Palestinian leaders frequently make the claim that there never was a Jewish Temple on Har HaBayit, the Temple Mount, now the site of the Al Aksa Mosque and the Dome of the Rock. They also insist that there never even was a Jewish commonwealth in the Land of Israel. Yassir Arafat famously made the claim at Camp David in 2007. In March 2007, Sheikh Taysir Tamimi, the Palestinian Authority's Chief Justice, and the person considered the most important Palestinian Muslim cleric after Muhammad Hussein, the Grand Mufti of Jerusalem, said in an interview:
"Israel started since 1967 making archeological digs to show Jewish signs to prove the relationship between Judaism and the city and they found nothing. There is no Jewish connection to Israel before the Jews invaded in the 1880's," said Tamimi.The only problem is that those Jews who never lived in the Land of Israel left behind a lot of litter. The archaelogical evidence that Sheikh Tamimi insists has never been found actually fills museums.
"About these so-called two Temples, they never existed, certainly not at the Haram Al- Sharif (Temple Mount)," Tamimi said.

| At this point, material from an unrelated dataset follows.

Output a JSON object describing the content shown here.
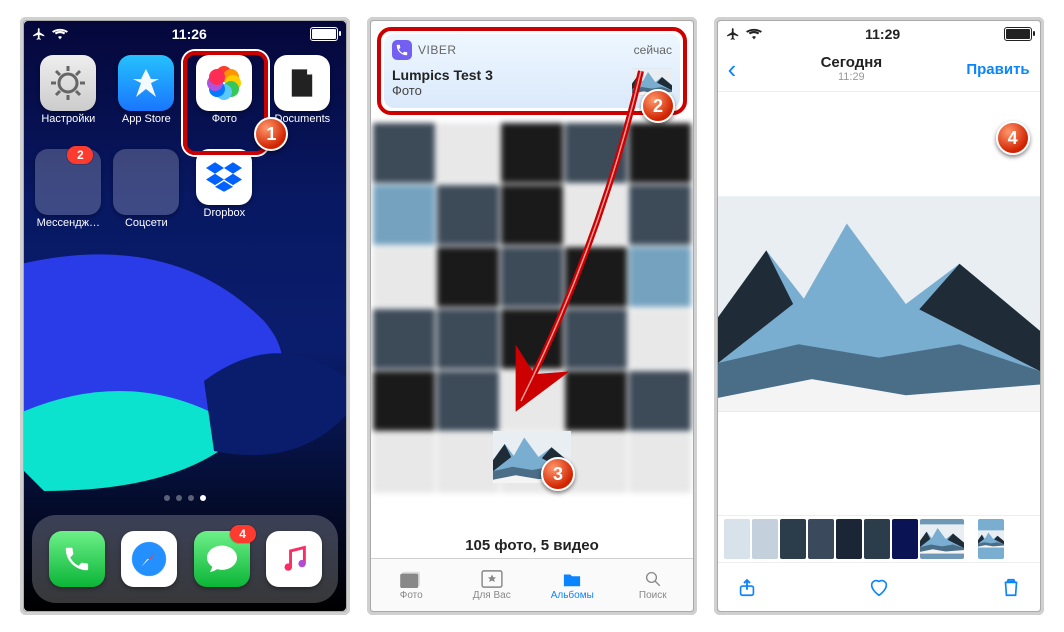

The most recent spectacular archeological find is a fragment of a limestone sarcophaghus, bearing the inscription "ben HaCohen HaGadol," meaning "son of the High Priest," in Hebrew letters so clear that any 7-year old yeshiva student could read them. (See photo above.) The sarcophaghus apparently once held the remains of a son of the High Priest of the Second Temple in Jerusalem, one of the two Jewish Temples that the Palestinians say never existed. Because the portion of the sarcophaghus that would have contained the name of the deceased has not been found, scholars cannot identify to whom it belonged. They estimate that it came from the late Second Temple period, between 30 and 70 C.E.
Archaeologists discovered the fragment in the course of excavations north of Jerusalem. According to the story in the Jerusalem Post:
Pools and cisterns, public and residential buildings, and agricultural installations that range in date from the end of the Second Temple period to the early Islamic period have been discovered during the course of the excavations. The area is associated with the tribe of Benjamin where the priests resided during the Second Temple period.That last note shows the motivation behind the lies of Palestinian leaders, including their Muslim clerics. Around the world, Muslim conquerors demolished the holy places of the religions that preceded them, building mosques on those sites. Sometimes they simply converted the existing buildings into mosques, as one sees in the spectacular Hagia Sophia in Istanbul, which was built between 532 and 537 C.E., as a Byzantine cathedral, by Emperor Justinian, and was converted into the Ayasofya Mosque when Constantinople was conquered by the Ottoman Turks in 1453.
The fragment apparently was moved from its original location approximately 1,000 years ago and was used in the construction of a later Muslim building that was erected atop the ruins of the houses from the Second Temple period.
Of course, the Romans had already destroyed the Second Temple on the Temple Mount before the Muslim armies under Caliph Omar seized Jerusalem from the faltering Byzantine empire in 636. Omar was kinder to the Christians whom he had conquered, and to whom he offered security for their churches and worship, than he was to Jerusalem's Jewish remnant--his treaty with the Christians expressly continued the existing ban against Jews residing in Jerusalem. Omar and his successors constructed the mosques on the Temple Mount, which remained under Muslim rule until June 1967, when it was captured by the Israeli army. The Israelis promptly returned custody of the top of the Temple Mount to the Muslim Waqf, which rewards Israel by publicly denying the Jewish connection to the Land of Israel.
The only problem is that their lies keep being disproved by the facts on the ground, or, more accurately, the facts in the ground.